Page and application data records:
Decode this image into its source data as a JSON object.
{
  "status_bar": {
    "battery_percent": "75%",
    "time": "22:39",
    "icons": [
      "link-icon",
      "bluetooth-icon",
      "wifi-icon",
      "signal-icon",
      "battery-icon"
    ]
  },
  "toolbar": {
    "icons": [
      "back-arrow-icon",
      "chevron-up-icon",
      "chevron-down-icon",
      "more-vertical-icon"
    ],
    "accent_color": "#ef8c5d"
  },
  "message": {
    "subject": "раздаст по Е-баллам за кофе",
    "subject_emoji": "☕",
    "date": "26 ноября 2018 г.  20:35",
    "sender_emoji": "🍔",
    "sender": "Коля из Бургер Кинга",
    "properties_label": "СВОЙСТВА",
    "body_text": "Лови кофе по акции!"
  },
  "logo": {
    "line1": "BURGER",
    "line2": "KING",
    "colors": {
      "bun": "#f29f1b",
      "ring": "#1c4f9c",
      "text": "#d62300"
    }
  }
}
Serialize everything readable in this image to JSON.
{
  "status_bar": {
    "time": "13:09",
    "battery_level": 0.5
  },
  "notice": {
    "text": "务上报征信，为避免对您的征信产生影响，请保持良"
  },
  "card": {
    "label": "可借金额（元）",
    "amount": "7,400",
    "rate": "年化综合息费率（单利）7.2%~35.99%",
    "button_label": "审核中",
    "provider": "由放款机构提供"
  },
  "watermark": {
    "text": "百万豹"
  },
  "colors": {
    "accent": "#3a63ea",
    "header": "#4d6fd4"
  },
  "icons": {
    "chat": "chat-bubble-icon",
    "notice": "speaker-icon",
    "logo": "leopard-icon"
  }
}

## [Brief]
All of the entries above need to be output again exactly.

## [Answer to this exercise]
Decode this image into its source data as a JSON object.
{
  "status_bar": {
    "battery_percent": "75%",
    "time": "22:39",
    "icons": [
      "link-icon",
      "bluetooth-icon",
      "wifi-icon",
      "signal-icon",
      "battery-icon"
    ]
  },
  "toolbar": {
    "icons": [
      "back-arrow-icon",
      "chevron-up-icon",
      "chevron-down-icon",
      "more-vertical-icon"
    ],
    "accent_color": "#ef8c5d"
  },
  "message": {
    "subject": "раздаст по Е-баллам за кофе",
    "subject_emoji": "☕",
    "date": "26 ноября 2018 г.  20:35",
    "sender_emoji": "🍔",
    "sender": "Коля из Бургер Кинга",
    "properties_label": "СВОЙСТВА",
    "body_text": "Лови кофе по акции!"
  },
  "logo": {
    "line1": "BURGER",
    "line2": "KING",
    "colors": {
      "bun": "#f29f1b",
      "ring": "#1c4f9c",
      "text": "#d62300"
    }
  }
}
Serialize everything readable in this image to JSON.
{
  "status_bar": {
    "time": "13:09",
    "battery_level": 0.5
  },
  "notice": {
    "text": "务上报征信，为避免对您的征信产生影响，请保持良"
  },
  "card": {
    "label": "可借金额（元）",
    "amount": "7,400",
    "rate": "年化综合息费率（单利）7.2%~35.99%",
    "button_label": "审核中",
    "provider": "由放款机构提供"
  },
  "watermark": {
    "text": "百万豹"
  },
  "colors": {
    "accent": "#3a63ea",
    "header": "#4d6fd4"
  },
  "icons": {
    "chat": "chat-bubble-icon",
    "notice": "speaker-icon",
    "logo": "leopard-icon"
  }
}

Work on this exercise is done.